*** RECORDS FOR THIS TASK

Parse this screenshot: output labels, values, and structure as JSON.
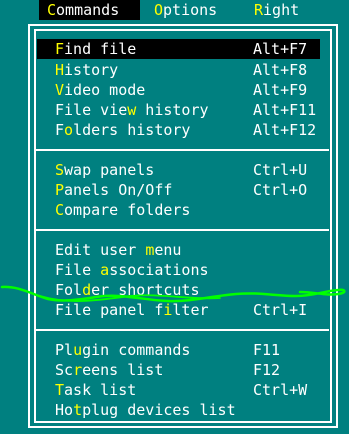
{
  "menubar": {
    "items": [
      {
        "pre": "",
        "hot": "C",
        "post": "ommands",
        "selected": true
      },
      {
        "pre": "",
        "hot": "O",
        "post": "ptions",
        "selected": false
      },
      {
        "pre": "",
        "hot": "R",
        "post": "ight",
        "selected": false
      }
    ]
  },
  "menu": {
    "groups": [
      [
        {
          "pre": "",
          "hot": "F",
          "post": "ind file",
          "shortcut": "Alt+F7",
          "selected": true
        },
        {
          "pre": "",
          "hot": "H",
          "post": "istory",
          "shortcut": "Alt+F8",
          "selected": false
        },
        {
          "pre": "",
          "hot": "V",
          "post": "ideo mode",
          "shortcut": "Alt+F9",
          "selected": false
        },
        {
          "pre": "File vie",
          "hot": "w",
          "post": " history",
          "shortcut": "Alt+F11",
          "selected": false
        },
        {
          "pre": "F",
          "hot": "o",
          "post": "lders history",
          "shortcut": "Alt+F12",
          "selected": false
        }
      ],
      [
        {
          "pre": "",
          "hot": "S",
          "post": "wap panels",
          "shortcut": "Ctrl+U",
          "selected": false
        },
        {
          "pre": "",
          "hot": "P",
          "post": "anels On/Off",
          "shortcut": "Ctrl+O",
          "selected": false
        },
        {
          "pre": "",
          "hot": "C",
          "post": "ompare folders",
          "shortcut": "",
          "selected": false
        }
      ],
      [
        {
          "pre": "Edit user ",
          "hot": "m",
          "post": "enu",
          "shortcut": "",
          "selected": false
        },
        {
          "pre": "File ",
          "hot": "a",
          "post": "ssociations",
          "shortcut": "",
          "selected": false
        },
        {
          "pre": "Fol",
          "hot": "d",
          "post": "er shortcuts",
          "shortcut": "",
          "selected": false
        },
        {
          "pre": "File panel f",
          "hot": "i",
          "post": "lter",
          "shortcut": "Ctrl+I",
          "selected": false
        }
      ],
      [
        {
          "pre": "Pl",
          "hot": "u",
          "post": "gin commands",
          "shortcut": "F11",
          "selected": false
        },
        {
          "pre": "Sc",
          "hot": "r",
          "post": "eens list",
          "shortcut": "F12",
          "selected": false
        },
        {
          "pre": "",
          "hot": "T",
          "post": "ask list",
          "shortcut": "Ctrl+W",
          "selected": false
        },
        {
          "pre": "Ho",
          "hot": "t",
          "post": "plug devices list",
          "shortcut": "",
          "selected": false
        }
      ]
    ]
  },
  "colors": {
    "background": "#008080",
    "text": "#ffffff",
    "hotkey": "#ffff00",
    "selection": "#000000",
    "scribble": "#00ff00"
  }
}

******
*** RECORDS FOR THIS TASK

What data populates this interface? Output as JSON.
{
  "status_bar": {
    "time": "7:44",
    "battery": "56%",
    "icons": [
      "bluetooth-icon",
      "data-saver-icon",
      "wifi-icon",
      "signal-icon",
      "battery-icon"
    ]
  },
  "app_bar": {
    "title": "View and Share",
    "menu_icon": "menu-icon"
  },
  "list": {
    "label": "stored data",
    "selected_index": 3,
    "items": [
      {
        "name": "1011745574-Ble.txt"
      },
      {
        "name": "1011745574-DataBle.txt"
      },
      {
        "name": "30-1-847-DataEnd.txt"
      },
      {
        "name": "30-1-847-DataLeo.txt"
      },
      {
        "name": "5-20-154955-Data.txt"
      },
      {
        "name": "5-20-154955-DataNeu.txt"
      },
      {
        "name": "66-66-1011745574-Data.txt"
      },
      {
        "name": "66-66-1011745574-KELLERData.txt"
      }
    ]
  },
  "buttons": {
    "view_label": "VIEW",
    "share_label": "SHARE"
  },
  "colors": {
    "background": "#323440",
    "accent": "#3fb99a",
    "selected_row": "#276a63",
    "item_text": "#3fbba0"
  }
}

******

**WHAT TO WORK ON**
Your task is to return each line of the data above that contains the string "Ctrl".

**ANSWER BOX**
          "shortcut": "Ctrl+U",
          "shortcut": "Ctrl+O",
          "shortcut": "Ctrl+I",
          "shortcut": "Ctrl+W",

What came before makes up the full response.